splashes of the water, fine POV & DOF,
wonderful light coming to the gull,
great focus sharpness and details, TFS
Ciao Jose Diogo, great action shoot, wonderful natural colors and splendid sharpness, very well done, my friend, ciao Silvio
very nice composition with great details and beautiful colours
thanks greeting lou
- [2012-02-02 7:52]
Buena toma de este despegue, la composición muy acertada incluyendo el primer splash del agua. Buen enfoque, bonito azul y los blancos con buen balance. Enhorabuena.
- [2012-02-02 8:00]
Wow! Que timing !!! Bem na horinha do vôo...A água ficou como congelada! Super!Essa foto está fantástica! As cores , a nitidez ...wow! Se você me permite uma observação: eu cortaria mais a parte de cima, pois além de aproximar a ave,faria com que ela descentralizasse...Fica aqui como uma idéia.
Um abraço e obrigada pelo gentil comentário em minha última foto.
- [2012-02-02 8:02]
Nice sharp detailed photo of this gull taking off. Excellent timing and composition. Beautiful natural colours.
Very interesting riewpoint and beautiful image.Perfect focus and anstanding natural colors.
Very well timed shot of this yellow legged gull, great focus, and judging my the 1/8000 very well managed colors in strong light!
Wonderful capture with exceptional clarity and focus.
Difficult capture, but you did a great job....
Outstanding composition, sharpness and fantastic details.
Thanks for sharing!
- [2012-02-02 10:41]
Perfect exposure and POV . I like the bird captured so low and water line.
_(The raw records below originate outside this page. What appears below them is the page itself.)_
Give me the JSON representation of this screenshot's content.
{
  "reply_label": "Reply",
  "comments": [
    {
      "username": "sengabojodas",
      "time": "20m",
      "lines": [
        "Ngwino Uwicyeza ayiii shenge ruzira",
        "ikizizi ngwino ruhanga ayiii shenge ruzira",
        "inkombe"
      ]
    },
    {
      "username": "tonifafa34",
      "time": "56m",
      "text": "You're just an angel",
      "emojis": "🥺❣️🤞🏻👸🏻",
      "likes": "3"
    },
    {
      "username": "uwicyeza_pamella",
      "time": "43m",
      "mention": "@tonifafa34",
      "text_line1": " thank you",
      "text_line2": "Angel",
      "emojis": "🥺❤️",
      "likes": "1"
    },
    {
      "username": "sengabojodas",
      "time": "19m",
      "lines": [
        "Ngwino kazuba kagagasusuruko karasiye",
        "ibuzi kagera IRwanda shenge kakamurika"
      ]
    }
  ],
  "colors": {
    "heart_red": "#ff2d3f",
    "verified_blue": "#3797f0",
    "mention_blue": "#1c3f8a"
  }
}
Excellent!
Best regards Siggi
Impressive action photo with perfect timing, excellent composition, wonderful colours and great sharpness.
- [2012-02-03 5:29]
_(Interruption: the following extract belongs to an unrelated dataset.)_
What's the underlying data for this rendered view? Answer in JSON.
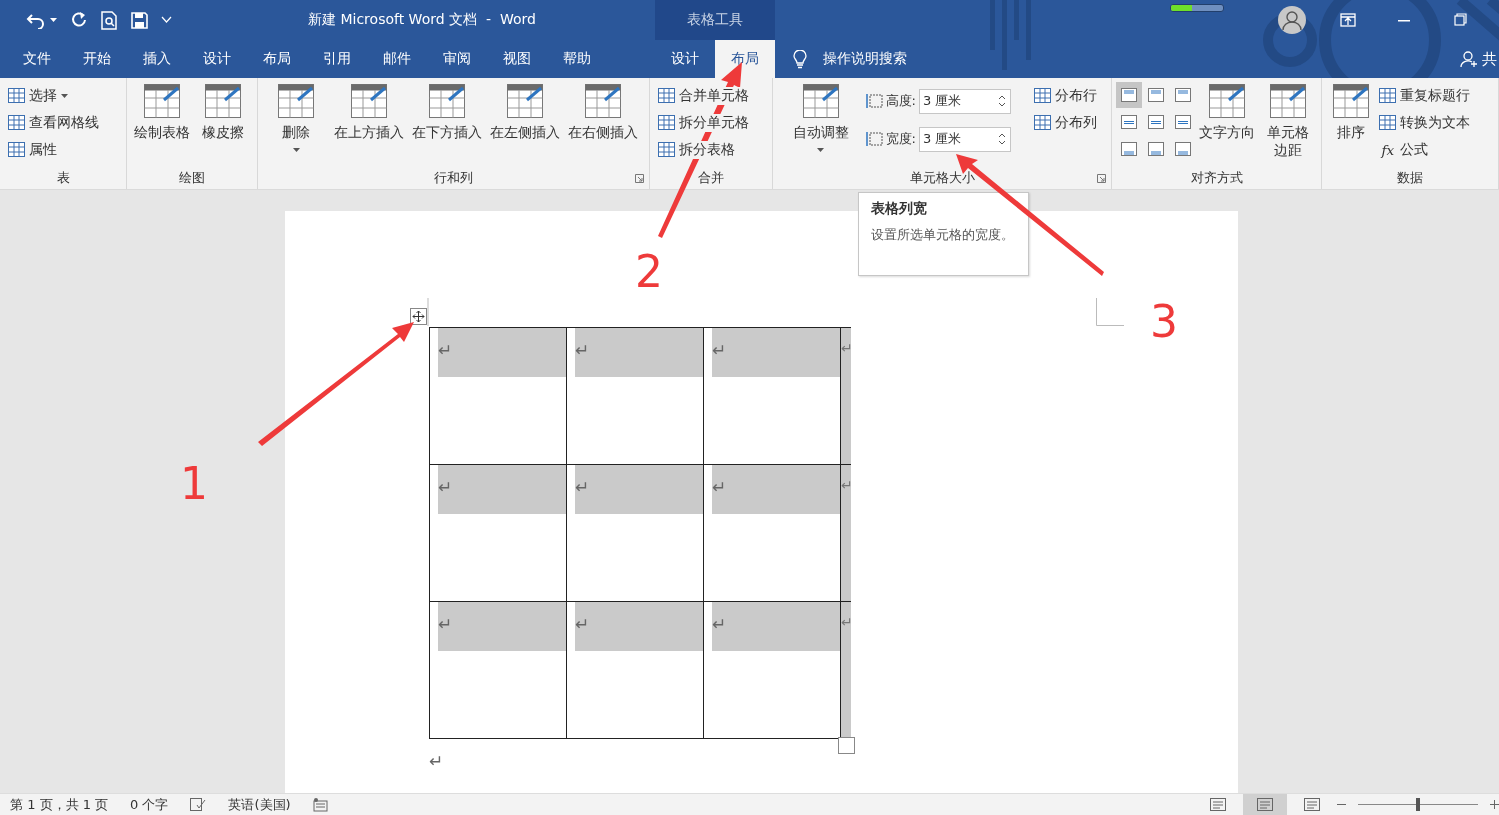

what a speed of ur mind and timing! morethan excellent work u have done with this capture.
we fix camera on tripod to take a water drop but what happened here...wow!!! splash of live
water look wonderful! very well done jose.
- [2012-02-08 3:46]
splendid take off. well presented in exact timing and moment.
you have captured it with precise composition.
Nice to see droplets of water splashing.